- _Work to be completed_: Please find the lines in the entries below that contain the word "image", and copy each one.

[Web page and app entries]
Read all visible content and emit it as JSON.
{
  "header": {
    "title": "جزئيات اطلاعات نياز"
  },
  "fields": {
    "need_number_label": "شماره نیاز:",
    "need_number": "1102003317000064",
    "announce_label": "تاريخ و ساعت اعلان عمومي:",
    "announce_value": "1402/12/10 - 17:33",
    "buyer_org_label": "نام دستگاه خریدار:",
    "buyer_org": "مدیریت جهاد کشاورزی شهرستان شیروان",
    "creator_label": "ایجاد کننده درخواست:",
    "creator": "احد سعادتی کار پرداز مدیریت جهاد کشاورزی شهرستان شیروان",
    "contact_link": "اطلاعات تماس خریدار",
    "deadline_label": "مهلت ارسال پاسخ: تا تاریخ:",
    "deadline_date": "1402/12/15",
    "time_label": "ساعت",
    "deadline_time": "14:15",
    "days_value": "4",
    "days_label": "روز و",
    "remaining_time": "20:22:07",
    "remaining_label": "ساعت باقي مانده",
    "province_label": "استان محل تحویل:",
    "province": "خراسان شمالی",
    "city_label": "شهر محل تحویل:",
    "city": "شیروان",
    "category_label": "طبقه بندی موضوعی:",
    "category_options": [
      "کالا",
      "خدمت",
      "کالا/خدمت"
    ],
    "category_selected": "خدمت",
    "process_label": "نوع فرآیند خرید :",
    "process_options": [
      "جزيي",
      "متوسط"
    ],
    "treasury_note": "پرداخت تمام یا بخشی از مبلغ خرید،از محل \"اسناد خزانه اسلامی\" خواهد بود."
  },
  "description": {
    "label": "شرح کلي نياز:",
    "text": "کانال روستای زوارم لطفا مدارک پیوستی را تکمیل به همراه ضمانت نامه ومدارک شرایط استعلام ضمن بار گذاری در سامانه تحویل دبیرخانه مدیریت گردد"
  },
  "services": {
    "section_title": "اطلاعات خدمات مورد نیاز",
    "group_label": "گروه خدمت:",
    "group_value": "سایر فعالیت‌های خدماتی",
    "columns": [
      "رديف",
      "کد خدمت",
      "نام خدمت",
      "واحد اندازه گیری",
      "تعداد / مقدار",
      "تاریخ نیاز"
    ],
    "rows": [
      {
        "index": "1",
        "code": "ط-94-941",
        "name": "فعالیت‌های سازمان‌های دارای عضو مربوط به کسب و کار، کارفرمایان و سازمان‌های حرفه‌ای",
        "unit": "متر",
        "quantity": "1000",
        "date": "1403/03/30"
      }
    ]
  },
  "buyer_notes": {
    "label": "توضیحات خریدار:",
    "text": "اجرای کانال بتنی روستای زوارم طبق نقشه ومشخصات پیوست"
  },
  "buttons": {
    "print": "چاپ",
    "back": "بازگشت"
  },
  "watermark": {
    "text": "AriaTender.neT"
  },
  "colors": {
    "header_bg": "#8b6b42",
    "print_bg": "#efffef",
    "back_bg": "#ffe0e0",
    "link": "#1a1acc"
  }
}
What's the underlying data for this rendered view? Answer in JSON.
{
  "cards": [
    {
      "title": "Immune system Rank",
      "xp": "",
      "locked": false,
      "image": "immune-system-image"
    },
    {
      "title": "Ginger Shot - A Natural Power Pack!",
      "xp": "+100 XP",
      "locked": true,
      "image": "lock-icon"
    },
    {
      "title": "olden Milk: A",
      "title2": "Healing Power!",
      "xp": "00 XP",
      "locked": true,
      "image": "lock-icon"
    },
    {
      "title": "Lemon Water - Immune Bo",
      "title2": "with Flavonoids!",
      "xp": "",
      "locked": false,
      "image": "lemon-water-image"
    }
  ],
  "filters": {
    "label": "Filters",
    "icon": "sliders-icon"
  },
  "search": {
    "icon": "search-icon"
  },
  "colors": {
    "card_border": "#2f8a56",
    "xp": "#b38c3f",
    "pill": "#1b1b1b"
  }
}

- _Task solution_:
      "image": "immune-system-image"
      "image": "lock-icon"
      "image": "lock-icon"
      "image": "lemon-water-image"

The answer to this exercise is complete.